Yamada-kun and the Seven Witches is a manga series that is presently being distributed in English speaking countries courtesy of Kodansha Comics USA. The comic is the brainchild of artist Miki Yoshikawa (creator of Flunk Punk Rumble) and has appeared within the pages of Weekly Shonen Magazine since February 2012. The book is recommended for fans of gender bending, which is a surprisingly popular thing. During my brief time in airport security you wouldn’t believe how many blokes the x-ray body scanners detected wearing lacy underwear and bras. After spotting a five hundred pound chap sporting a G-string I promptly handed in my notice.
This manga stars two high schoolers named Ryu Yamada and Urara Shiraishi who are polar opposites. The titular Yamada is a delinquent who is teetering on the verge of expulsion whilst Shiraishi is an academic prodigy who effortlessly achieves the highest grades in her class. One day Yamada accidently trips down some stairs causing him to lock lips with the aforementioned bookworm. The unintended kiss causes the pair to swap bodies, which leads to much hilarity and a surprising upturn in fortune for both parties. Using her smarts, Shiraishi aces a bunch of exams saving Yamada from getting expelled whilst Yamada’s fighting prowess makes short work of some bullies who had been targeting Shiraishi.
The bizarre change in personalities doesn’t go unnoticed however. After a few chapters student council vice president Toranosuke Miyamura uncovers that the couple are able to shift bodies via smooching. Keen to investigate the phenomena Miyamura resurrects the defunct Supernatural Studies Club, as an excuse to have a clubroom where Yamada and Shiraishi can privately embrace without revealing their secret to the rest of the school. The plan goes awry though when a paranormal junkie named Miyabi Ito insists on joining the club. What shenanigans will Yamada’s powers cause and how will Ito’s unwanted presence hamper his body swapping routine? Only time will tell.

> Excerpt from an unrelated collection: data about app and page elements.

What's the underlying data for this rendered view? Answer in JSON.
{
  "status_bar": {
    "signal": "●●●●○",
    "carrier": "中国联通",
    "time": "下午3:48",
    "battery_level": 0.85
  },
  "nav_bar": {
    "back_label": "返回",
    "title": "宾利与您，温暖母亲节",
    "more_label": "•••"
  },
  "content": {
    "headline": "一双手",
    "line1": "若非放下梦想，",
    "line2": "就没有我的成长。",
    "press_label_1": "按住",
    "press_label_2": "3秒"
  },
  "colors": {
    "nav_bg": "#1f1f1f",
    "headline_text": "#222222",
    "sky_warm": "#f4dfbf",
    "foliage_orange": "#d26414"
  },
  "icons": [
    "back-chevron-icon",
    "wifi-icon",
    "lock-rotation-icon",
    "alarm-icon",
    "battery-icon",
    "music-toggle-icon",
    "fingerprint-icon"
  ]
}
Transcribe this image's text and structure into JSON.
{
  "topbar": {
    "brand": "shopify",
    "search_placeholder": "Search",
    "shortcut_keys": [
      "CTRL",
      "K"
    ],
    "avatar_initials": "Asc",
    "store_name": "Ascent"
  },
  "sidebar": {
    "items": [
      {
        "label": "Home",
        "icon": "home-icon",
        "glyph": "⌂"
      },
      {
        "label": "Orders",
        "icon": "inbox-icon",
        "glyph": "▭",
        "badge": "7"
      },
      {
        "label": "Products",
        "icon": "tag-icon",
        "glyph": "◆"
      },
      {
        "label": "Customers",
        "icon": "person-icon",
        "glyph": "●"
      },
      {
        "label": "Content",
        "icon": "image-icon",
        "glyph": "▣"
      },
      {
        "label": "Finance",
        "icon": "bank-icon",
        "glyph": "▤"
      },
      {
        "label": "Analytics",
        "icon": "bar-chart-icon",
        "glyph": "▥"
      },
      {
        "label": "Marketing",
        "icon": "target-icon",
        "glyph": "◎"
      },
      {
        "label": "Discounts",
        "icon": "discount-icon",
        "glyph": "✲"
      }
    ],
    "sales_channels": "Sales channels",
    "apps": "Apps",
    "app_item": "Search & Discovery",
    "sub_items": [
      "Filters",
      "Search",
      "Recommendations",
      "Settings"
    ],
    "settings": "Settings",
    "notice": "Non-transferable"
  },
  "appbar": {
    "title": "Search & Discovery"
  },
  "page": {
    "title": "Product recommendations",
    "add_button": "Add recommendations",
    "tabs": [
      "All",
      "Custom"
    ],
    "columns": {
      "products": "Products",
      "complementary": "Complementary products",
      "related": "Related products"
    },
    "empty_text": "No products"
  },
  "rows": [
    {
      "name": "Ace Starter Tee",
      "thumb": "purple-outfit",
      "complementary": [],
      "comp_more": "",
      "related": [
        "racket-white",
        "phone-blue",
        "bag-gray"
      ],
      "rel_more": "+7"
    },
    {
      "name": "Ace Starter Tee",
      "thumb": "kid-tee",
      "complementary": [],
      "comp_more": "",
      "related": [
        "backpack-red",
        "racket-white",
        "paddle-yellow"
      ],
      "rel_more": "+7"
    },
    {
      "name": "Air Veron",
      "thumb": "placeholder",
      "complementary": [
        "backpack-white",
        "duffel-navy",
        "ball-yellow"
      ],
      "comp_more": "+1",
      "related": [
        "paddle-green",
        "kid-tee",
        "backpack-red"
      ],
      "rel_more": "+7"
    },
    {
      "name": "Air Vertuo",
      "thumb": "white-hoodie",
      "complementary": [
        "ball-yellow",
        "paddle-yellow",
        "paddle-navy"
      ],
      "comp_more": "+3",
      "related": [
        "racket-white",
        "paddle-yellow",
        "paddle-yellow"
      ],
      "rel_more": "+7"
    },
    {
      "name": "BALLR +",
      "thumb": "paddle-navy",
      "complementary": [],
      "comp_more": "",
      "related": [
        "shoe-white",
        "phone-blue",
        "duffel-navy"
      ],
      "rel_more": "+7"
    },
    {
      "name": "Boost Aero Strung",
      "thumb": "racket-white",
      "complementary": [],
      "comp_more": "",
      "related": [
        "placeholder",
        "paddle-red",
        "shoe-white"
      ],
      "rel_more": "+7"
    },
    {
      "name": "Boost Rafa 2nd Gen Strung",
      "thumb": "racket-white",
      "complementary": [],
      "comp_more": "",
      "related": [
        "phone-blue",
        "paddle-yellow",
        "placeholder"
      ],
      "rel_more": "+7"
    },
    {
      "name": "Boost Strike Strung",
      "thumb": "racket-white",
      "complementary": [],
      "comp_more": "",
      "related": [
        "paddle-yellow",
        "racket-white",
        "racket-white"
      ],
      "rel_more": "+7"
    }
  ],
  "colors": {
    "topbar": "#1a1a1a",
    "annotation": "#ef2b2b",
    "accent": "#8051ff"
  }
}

I have to say that I was very impressed with this inaugural volume in the Yamada-kun franchise. The artwork is decent, albeit a little cartoonier than some other mangas I have recently read, and the book itself is good value for money. The £6.39 paperback (£5.06 kindle edition) gives you almost two hundred pages worth of content to peruse, with each panel having a fair amount of dialogue to digest. I found Miki Yoshikawa’s comedy stylings to be thoroughly amusing and was relieved to see that the book didn’t become fixated with gender reversal gags. A more lowbrow title would have easily fallen into the trap of having all the jokes revolve around Yamada pervert-idly exploiting his situation.
My rating for this first volume of Yamada-kun and the Seven Witches is four stars. Based on this strong start I am not surprised to learn that the manga has been adapted into both an anime and live action series. I enjoyed seeing how the leads overcome strife by propping up each other’s weaknesses and am keen to see what happens next. Could magic be responsible for the body swapping hijinks? No hints have been offered yet, aside from the cover showcasing Shiraishi in a witch’s garb. I’m also wondering how a potential Yamada/ Shiraishi romance would work. Given their predicament, should they get amorous wouldn’t they just end up kissing their own face? That’s almost as disturbing as spying an obese guy in a thong.